Data =>
____________________
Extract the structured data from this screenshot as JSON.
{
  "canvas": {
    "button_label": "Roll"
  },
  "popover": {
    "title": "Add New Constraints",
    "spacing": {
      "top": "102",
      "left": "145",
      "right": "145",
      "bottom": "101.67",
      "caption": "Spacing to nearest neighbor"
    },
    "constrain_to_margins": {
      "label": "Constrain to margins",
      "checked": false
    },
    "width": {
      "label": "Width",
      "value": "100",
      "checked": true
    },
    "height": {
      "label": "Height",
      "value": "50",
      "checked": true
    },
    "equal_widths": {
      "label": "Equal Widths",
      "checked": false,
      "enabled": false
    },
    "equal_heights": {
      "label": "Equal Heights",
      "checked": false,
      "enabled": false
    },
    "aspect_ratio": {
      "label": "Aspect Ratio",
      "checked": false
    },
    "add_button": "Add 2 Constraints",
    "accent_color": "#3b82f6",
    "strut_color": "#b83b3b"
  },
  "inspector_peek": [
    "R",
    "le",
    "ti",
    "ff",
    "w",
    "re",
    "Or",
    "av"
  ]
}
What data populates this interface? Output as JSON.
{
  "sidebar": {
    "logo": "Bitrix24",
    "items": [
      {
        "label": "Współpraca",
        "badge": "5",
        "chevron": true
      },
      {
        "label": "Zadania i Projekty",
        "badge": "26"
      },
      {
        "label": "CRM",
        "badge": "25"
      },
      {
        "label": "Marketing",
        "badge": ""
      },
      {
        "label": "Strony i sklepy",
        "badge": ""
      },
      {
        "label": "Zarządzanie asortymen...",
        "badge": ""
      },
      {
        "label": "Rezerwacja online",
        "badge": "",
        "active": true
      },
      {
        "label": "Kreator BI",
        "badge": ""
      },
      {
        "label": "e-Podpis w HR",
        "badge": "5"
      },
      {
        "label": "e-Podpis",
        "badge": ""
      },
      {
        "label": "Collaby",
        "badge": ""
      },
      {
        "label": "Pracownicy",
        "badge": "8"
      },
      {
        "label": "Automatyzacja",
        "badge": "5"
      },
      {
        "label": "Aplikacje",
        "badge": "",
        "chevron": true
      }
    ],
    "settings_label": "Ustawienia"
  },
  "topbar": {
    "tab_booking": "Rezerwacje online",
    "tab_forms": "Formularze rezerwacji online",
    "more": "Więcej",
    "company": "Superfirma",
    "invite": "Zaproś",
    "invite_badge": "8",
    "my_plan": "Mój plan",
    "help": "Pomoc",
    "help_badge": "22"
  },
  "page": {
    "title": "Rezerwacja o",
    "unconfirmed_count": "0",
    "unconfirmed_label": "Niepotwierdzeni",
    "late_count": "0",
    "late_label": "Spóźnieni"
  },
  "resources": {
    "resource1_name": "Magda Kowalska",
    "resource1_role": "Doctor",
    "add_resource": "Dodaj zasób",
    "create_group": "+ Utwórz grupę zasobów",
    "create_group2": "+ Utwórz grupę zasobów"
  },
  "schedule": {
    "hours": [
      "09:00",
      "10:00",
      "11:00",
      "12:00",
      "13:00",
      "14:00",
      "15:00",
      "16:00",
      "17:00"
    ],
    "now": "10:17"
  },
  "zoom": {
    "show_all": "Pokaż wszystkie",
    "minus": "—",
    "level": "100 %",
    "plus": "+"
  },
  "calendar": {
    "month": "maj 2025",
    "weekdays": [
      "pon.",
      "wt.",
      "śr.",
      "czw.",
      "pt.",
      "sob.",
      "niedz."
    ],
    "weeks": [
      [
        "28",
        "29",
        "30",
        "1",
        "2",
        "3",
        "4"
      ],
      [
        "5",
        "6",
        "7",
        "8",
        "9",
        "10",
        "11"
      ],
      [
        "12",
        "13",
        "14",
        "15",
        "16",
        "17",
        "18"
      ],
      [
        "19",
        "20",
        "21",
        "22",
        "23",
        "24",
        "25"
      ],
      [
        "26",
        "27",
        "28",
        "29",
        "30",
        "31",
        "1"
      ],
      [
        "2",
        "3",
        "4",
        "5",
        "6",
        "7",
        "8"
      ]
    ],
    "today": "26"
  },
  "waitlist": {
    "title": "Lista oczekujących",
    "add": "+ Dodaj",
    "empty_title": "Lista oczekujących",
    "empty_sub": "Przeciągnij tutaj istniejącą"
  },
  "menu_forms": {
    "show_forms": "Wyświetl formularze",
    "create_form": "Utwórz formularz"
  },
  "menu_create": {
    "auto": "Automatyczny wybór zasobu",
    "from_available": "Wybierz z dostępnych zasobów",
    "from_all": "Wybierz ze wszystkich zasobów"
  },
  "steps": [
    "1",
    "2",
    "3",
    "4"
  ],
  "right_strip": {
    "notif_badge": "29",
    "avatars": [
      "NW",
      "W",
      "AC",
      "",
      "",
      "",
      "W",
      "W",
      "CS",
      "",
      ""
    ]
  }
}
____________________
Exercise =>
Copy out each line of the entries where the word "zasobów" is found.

Exercise response =>
    "create_group": "+ Utwórz grupę zasobów",
    "create_group2": "+ Utwórz grupę zasobów"
    "from_available": "Wybierz z dostępnych zasobów",
    "from_all": "Wybierz ze wszystkich zasobów"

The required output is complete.